- Take action to increase average road vehicle occupancy from 1.55 to 1.7, with work under way to build the evidence base ‘to understand the barriers and potential policies to increase the uptake of shared mobility’;
- Transform local transport systems, with 4,000 new zero-emission buses and the infrastructure to support them;
- Deliver the National Bus Strategy’s vision of a transformed bus industry and a green bus revolution;
- The UK’s first all-electric bus city to be delivered with £50 million to fund up to 300 electric buses and charging infrastructure;
- Take forward the pledge to end the sale of all new, non-zero-emission road vehicles by 2040, from motorcycles to buses and HGVs, subject to consultation. A consultation on an appropriate date to end the sale of new non-zero-emission buses and on the appropriate supporting policy and regulatory framework has already begun. The Government will also consult on a phase out date for the sale or purchase of new non-zero-emission coaches;
- Support decarbonisation by investing more than £12 billion in local transport systems over the current parliament;
- Consult this year on a phase-out date of 2035, or earlier if a faster transition appears feasible, for the sale of new non-zero-emission two and three wheelers and other L-category vehicles;

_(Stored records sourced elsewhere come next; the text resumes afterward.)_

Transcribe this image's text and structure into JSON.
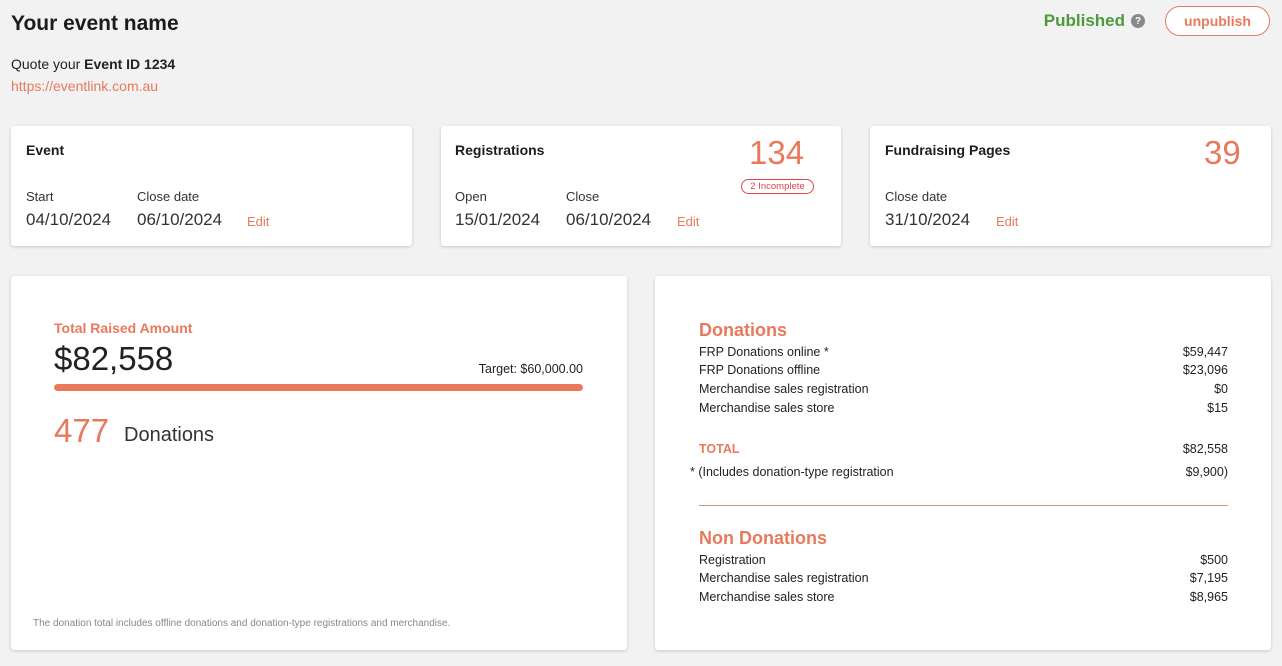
{
  "header": {
    "title": "Your event name",
    "quote_prefix": "Quote your ",
    "event_id_text": "Event ID 1234",
    "link": "https://eventlink.com.au",
    "status": "Published",
    "help_icon": "?",
    "unpublish_label": "unpublish"
  },
  "event_card": {
    "title": "Event",
    "start_label": "Start",
    "start_value": "04/10/2024",
    "close_label": "Close date",
    "close_value": "06/10/2024",
    "edit_label": "Edit"
  },
  "registrations_card": {
    "title": "Registrations",
    "count": "134",
    "incomplete_badge": "2 Incomplete",
    "open_label": "Open",
    "open_value": "15/01/2024",
    "close_label": "Close",
    "close_value": "06/10/2024",
    "edit_label": "Edit"
  },
  "fundraising_card": {
    "title": "Fundraising Pages",
    "count": "39",
    "close_label": "Close date",
    "close_value": "31/10/2024",
    "edit_label": "Edit"
  },
  "summary": {
    "total_label": "Total Raised Amount",
    "total_amount": "$82,558",
    "target_label": "Target: $60,000.00",
    "progress_fraction": 1.0,
    "donations_count": "477",
    "donations_word": "Donations",
    "footnote": "The donation total includes offline donations and donation-type registrations and merchandise."
  },
  "breakdown": {
    "donations_title": "Donations",
    "donations_rows": [
      {
        "label": "FRP Donations online *",
        "value": "$59,447"
      },
      {
        "label": "FRP Donations offline",
        "value": "$23,096"
      },
      {
        "label": "Merchandise sales registration",
        "value": "$0"
      },
      {
        "label": "Merchandise sales store",
        "value": "$15"
      }
    ],
    "total_label": "TOTAL",
    "total_value": "$82,558",
    "note_label": "* (Includes donation-type registration",
    "note_value": "$9,900)",
    "non_donations_title": "Non Donations",
    "non_donations_rows": [
      {
        "label": "Registration",
        "value": "$500"
      },
      {
        "label": "Merchandise sales registration",
        "value": "$7,195"
      },
      {
        "label": "Merchandise sales store",
        "value": "$8,965"
      }
    ]
  },
  "colors": {
    "accent": "#e8795b",
    "published": "#4d9a3a",
    "badge": "#dd4444"
  }
}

- Make quantifiable carbon reductions a fundamental part of local transport planning and funding, with Local Transport Plans (LTPs) to set out how local areas will deliver ambitious carbon reductions in line with carbon budgets and net zero;
- Embed transport decarbonisation principles in spatial planning and across transport policy making, and;
- Reduce the barriers to data sharing across the transport sector.
The Government has already committed to end the sale of new petrol and diesel cars and vans from 2030 and, from 2035, all new cars and vans must be zero-emission at the tailpipe. The proposed new zero-emission vehicle mandate will set targets, with the details subject to further consultation, for a percentage of manufacturers’ new car and van sales to be zero-emission each year from 2024.
There is also a commitment, starting later this year, to publish an EV infrastructure strategy, setting out the Government’s vision for infrastructure rollout, and the roles for the public and private sectors in achieving it.
Commenting on the Net Zero Strategy, Zemo Partnership’s CEO, Andy Eastlake said: “The Government recognises that transport is now the biggest sector for carbon emissions and is tackling this huge challenge on a wide range of fronts.
“The zero-emission mandate is a potentially powerful new lever in the policymakers’ armoury and will help to ensure that the phase-out dates for internal combustion-engined vehicles are met, or exceeded. I’m particularly pleased to see mentions of the potential for smaller, L-category, vehicles to contribute to this agenda as well as the commitment to continue to focus on decarbonising fuels for as long as they remain a significant part of our transport energy mix – two areas of activity that Zemo Partnership has consistently championed. As is clearly stated in the detail of the document, technology will have to be complemented by behaviour changes in all aspects of mobility if we’re to achieve the net zero target. This is almost certainly the most challenging but, undoubtedly, the most exciting time ever to be working in transport.”
A spokesperson for the Confederation of Passenger Transport (CPT) said: “The Net Zero Strategy rightly recognises the importance of more journeys being made by bus and coach instead of by car, but we must not underestimate the scale of this challenge and targets for this switch are noticeably absent from the strategy. The Committee on Climate Change says that we need to see one in 10 car journeys made today made by bus by 2030 to reach net zero. This requires action now to begin to change peoples’ behaviour. Buses can be made a more attractive option given greater priority in road space allocation via the ongoing Bus Service Improvement Plan process and sufficient funding at next week’s Spending Review to match the ambition to put buses at the heart of transport networks.”